§ **WHAT THE EXERCISE ASKS**: Copy out each line of the data that includes the string "image".
————————
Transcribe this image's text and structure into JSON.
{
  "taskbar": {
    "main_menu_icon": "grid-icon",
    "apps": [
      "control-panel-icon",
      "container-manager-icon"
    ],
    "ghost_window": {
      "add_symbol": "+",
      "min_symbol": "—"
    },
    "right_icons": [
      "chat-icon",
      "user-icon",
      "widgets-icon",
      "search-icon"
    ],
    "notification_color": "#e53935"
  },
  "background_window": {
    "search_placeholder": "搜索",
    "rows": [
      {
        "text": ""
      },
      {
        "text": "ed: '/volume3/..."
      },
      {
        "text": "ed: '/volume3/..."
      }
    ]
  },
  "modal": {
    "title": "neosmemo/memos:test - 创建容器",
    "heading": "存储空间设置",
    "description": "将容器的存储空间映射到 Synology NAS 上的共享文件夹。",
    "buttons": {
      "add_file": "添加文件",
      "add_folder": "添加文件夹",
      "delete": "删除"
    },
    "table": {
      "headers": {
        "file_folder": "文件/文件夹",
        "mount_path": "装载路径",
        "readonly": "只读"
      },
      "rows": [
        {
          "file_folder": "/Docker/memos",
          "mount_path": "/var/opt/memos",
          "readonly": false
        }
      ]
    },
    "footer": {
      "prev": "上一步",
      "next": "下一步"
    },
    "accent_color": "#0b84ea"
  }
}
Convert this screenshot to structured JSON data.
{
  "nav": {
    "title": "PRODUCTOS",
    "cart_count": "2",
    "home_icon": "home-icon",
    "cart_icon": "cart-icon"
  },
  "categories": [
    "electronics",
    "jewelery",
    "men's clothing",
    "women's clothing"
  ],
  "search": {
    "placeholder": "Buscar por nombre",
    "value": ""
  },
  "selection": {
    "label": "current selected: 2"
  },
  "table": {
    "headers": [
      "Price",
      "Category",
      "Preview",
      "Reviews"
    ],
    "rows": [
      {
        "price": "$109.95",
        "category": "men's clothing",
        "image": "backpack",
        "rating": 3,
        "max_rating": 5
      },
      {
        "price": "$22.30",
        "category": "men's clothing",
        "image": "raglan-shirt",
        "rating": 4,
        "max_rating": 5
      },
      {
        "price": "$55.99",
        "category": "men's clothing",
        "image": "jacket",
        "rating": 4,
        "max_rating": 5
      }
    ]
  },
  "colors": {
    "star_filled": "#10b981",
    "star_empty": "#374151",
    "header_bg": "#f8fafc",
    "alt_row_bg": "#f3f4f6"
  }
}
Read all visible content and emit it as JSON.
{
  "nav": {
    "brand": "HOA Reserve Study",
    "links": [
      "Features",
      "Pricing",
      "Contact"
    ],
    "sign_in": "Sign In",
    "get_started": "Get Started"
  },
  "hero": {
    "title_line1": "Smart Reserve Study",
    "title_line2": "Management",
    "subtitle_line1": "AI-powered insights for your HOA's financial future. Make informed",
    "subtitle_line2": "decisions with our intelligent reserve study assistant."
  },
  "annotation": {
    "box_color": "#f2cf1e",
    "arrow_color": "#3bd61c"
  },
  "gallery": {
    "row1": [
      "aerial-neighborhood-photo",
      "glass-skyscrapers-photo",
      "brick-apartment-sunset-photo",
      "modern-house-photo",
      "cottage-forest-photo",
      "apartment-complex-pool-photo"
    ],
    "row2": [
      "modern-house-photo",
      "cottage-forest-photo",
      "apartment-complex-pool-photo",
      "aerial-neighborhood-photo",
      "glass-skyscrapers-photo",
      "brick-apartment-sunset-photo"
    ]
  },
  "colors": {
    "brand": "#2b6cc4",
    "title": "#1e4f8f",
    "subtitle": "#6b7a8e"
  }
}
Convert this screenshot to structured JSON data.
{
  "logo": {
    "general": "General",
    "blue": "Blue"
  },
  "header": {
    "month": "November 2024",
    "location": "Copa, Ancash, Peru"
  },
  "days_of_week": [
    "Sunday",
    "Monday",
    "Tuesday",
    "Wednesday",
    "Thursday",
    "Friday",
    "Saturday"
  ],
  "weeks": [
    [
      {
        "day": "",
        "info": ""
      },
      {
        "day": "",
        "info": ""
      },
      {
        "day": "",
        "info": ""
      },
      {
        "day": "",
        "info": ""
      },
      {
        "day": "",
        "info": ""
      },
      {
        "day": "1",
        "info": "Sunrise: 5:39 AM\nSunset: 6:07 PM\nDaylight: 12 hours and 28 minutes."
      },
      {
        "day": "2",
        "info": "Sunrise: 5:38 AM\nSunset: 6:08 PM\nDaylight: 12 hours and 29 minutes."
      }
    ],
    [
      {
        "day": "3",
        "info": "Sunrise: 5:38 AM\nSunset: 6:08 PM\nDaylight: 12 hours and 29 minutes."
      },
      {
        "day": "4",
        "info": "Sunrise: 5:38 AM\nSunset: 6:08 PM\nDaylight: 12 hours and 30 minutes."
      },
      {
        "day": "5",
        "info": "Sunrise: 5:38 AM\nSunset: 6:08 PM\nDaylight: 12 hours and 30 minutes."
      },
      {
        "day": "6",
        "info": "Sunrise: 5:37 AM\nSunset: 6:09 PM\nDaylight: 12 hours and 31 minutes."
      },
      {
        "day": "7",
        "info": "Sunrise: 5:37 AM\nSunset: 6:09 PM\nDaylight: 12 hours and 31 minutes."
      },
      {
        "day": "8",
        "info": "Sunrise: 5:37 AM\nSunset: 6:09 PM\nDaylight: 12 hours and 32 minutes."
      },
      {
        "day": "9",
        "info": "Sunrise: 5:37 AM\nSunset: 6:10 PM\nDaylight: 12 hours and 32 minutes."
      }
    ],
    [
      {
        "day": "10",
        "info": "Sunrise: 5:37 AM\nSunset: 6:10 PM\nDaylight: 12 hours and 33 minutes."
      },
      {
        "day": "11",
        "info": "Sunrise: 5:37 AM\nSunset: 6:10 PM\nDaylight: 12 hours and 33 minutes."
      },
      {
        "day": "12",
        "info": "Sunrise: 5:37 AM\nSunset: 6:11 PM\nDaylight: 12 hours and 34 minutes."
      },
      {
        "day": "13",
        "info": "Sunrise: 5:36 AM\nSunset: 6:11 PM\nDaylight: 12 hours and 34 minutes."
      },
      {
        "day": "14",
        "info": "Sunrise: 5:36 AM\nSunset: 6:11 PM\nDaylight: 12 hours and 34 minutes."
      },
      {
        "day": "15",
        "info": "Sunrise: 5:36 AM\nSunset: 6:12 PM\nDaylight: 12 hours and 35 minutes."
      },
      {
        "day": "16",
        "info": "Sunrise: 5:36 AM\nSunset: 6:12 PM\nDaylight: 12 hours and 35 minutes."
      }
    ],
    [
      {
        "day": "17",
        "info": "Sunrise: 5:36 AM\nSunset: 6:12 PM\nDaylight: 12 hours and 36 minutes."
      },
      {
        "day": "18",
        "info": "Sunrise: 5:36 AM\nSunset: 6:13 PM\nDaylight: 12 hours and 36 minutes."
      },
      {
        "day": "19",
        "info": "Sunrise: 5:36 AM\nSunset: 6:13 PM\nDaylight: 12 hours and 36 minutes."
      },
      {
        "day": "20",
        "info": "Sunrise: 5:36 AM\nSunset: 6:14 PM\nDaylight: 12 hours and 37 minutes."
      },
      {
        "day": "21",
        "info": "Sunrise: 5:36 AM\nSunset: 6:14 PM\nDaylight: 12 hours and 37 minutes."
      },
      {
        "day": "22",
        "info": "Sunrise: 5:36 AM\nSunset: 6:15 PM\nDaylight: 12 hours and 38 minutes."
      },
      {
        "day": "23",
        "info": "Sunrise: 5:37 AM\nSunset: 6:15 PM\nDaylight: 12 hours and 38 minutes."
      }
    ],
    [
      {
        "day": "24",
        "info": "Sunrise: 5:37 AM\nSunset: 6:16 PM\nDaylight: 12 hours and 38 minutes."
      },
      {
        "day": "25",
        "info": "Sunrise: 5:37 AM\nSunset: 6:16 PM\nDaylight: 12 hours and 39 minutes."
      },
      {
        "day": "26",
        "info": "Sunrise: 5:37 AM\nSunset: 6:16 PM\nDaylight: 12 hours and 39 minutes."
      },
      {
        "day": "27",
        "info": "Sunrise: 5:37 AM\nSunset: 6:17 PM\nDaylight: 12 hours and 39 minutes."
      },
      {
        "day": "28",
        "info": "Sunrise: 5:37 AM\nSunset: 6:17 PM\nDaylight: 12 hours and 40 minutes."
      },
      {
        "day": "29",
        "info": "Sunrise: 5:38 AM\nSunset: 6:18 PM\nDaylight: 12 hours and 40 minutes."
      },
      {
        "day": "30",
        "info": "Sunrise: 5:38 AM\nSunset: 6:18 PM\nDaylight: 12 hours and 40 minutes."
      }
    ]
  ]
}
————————
§ **RESPONSE BOX**:
Transcribe this image's text and structure into JSON.
        "image": "backpack",
        "image": "raglan-shirt",
        "image": "jacket",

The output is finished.